After showing the impact and results of secularism and its dualistic approach to life in the area of art, movies, and culture in general, Pearceyreminds us of the challenge for Christians, people of the truth, who see Christianity as a total truth system, a way of life, a world view from a kingdom perspective, we must see ourselves as missionaries to our own cultue. Of course the church plays a major role in equipping people to live with a total Christian worldview.
The fall does not take man out of the world, but requires that as new creatures in Christ that he go into the world. This bookwill strengthen, broaden, and helpequip you with a world and life view and with a kingdom of God perspective. By the way, it is a good book to use in a small group setting.
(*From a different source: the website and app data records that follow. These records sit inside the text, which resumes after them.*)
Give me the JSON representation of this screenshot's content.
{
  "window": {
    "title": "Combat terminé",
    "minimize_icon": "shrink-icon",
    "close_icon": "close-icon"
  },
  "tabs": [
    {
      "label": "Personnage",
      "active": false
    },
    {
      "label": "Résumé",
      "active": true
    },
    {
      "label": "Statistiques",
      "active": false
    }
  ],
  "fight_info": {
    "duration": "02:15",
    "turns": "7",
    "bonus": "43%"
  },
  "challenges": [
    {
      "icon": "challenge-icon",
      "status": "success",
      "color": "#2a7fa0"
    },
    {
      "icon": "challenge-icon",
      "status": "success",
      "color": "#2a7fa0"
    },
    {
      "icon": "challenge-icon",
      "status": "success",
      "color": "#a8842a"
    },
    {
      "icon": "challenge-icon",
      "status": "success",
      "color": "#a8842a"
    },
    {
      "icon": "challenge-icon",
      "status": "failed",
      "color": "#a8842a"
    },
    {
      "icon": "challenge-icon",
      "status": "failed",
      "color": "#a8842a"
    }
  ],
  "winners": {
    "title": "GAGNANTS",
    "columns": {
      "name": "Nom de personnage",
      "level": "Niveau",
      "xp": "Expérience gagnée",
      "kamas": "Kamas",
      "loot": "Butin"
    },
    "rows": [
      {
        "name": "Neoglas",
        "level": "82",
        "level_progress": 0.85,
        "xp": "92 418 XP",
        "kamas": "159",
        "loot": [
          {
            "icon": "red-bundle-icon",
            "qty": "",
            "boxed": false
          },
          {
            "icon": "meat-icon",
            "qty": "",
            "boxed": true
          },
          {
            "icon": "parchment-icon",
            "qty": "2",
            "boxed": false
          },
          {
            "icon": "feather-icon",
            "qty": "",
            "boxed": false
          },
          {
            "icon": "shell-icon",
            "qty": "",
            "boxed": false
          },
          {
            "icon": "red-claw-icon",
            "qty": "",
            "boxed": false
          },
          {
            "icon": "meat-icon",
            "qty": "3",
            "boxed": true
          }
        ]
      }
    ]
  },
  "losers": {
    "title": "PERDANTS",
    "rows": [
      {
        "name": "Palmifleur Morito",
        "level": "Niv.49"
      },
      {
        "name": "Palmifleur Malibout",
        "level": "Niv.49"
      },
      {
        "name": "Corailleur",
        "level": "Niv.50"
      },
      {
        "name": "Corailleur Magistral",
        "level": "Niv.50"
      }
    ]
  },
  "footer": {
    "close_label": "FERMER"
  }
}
Much fruit will grow from that tree.
We believe the church’s role is to live redemptively in the kingdom, and while it has not been assigned the responsibility to transform culture, as salt and light, there will be a strong Christian witness as Christians live as kingdom disciples.If you will read this book from the perspective that the church is part of the kingdom, while not synonymous with the kingdom nor removed from it, but understand the “spiritual mission” of the church within the kingdom, you will find much to feed on in these pages.
How can and should a Christian seek to influence government and what are the biblical principles concerning government?Christians need to know that God cannot be left out of or separated from any area of life, especially the political. What does a Christian need to know and do in such a circumstance to think clearly about politics from a biblical perspective?
The last two attempts at revising the NIV were met with a great deal of controversy due to their use of a gender-neutral philosophy of translation. The gender-neutral approach of the TNIV (Today’s New International Version) in 2002 and 2005 became such a lightning-rod that the version never caught on with American evangelicals and has now been discontinued.
Postmodernity is peddling a disastrously feminized view of masculinity, surrendering men’s God-given roles to women and exalting a monosexualism that flies directly in the face of God’s purposes for creation. There is a crying need in the church today to recover a biblical view of manhood. But we must be certain that our vision of what a man is called to be is reached through sound exegesis of the texts relating to masculinity. Phillips’ excellent book provides that exegesis.